ASSIGNMENT:
Your response should be every line from the entries that includes the string "Talks".

(Element data from apps and pages)

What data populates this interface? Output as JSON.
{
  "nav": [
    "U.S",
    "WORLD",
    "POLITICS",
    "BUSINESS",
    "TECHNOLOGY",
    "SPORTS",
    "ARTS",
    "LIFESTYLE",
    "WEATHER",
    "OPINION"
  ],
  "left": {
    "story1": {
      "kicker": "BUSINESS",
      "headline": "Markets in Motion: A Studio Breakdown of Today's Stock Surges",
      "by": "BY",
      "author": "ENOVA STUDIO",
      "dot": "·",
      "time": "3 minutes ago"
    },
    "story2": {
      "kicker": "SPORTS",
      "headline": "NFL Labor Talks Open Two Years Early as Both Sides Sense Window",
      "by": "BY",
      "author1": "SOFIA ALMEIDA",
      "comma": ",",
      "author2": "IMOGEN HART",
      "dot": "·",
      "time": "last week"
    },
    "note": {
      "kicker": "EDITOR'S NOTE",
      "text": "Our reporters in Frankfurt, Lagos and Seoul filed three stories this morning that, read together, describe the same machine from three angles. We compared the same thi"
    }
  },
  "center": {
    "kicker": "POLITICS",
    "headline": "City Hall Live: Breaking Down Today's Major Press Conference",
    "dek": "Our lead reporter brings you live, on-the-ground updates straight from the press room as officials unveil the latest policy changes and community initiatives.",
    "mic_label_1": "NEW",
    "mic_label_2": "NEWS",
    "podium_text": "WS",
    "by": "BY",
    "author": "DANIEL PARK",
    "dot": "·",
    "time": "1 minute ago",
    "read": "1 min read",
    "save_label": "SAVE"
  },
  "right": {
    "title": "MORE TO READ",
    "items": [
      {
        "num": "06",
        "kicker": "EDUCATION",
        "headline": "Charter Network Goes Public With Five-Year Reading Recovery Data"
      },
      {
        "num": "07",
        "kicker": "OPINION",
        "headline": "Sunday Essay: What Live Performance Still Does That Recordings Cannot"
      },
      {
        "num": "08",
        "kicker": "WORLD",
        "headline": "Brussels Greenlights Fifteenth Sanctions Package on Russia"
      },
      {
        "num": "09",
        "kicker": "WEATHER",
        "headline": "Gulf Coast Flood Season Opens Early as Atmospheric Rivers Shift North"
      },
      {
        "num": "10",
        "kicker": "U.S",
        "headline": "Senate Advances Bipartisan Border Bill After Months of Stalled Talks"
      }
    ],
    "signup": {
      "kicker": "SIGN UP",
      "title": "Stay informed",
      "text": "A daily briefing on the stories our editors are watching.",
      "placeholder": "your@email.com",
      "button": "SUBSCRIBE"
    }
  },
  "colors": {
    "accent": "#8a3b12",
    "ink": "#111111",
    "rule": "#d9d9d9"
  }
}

ANSWER BOX:
      "headline": "NFL Labor Talks Open Two Years Early as Both Sides Sense Window",
        "headline": "Senate Advances Bipartisan Border Bill After Months of Stalled Talks"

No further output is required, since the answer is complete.